Exercise directions
Write the data out again, word for word.

---+---

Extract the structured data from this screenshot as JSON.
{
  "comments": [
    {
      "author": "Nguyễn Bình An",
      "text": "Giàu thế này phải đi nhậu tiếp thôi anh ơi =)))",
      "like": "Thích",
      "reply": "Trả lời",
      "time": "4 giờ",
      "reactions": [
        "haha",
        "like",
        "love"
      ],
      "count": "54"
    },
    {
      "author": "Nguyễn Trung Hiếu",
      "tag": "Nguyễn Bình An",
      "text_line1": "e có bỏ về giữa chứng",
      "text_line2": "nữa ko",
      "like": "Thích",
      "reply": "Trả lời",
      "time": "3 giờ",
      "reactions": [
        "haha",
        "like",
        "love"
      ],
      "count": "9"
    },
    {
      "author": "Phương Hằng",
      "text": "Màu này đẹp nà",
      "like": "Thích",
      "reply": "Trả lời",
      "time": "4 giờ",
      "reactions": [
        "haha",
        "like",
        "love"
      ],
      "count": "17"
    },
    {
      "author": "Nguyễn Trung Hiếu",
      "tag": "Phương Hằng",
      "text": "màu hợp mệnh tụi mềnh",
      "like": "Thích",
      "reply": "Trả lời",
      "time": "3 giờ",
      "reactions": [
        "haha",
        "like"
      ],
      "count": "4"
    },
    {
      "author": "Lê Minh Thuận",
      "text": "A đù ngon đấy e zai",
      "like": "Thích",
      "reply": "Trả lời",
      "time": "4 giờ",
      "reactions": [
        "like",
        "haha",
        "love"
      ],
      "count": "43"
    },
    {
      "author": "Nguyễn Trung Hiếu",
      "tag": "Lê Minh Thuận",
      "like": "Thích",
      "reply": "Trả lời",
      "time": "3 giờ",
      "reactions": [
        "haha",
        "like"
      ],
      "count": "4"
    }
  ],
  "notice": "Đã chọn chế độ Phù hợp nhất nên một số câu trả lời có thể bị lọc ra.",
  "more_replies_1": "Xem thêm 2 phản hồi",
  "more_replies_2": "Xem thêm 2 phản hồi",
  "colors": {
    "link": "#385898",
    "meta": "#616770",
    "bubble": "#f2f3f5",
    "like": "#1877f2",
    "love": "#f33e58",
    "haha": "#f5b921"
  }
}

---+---

Task answer
Extract the structured data from this screenshot as JSON.
{
  "comments": [
    {
      "author": "Nguyễn Bình An",
      "text": "Giàu thế này phải đi nhậu tiếp thôi anh ơi =)))",
      "like": "Thích",
      "reply": "Trả lời",
      "time": "4 giờ",
      "reactions": [
        "haha",
        "like",
        "love"
      ],
      "count": "54"
    },
    {
      "author": "Nguyễn Trung Hiếu",
      "tag": "Nguyễn Bình An",
      "text_line1": "e có bỏ về giữa chứng",
      "text_line2": "nữa ko",
      "like": "Thích",
      "reply": "Trả lời",
      "time": "3 giờ",
      "reactions": [
        "haha",
        "like",
        "love"
      ],
      "count": "9"
    },
    {
      "author": "Phương Hằng",
      "text": "Màu này đẹp nà",
      "like": "Thích",
      "reply": "Trả lời",
      "time": "4 giờ",
      "reactions": [
        "haha",
        "like",
        "love"
      ],
      "count": "17"
    },
    {
      "author": "Nguyễn Trung Hiếu",
      "tag": "Phương Hằng",
      "text": "màu hợp mệnh tụi mềnh",
      "like": "Thích",
      "reply": "Trả lời",
      "time": "3 giờ",
      "reactions": [
        "haha",
        "like"
      ],
      "count": "4"
    },
    {
      "author": "Lê Minh Thuận",
      "text": "A đù ngon đấy e zai",
      "like": "Thích",
      "reply": "Trả lời",
      "time": "4 giờ",
      "reactions": [
        "like",
        "haha",
        "love"
      ],
      "count": "43"
    },
    {
      "author": "Nguyễn Trung Hiếu",
      "tag": "Lê Minh Thuận",
      "like": "Thích",
      "reply": "Trả lời",
      "time": "3 giờ",
      "reactions": [
        "haha",
        "like"
      ],
      "count": "4"
    }
  ],
  "notice": "Đã chọn chế độ Phù hợp nhất nên một số câu trả lời có thể bị lọc ra.",
  "more_replies_1": "Xem thêm 2 phản hồi",
  "more_replies_2": "Xem thêm 2 phản hồi",
  "colors": {
    "link": "#385898",
    "meta": "#616770",
    "bubble": "#f2f3f5",
    "like": "#1877f2",
    "love": "#f33e58",
    "haha": "#f5b921"
  }
}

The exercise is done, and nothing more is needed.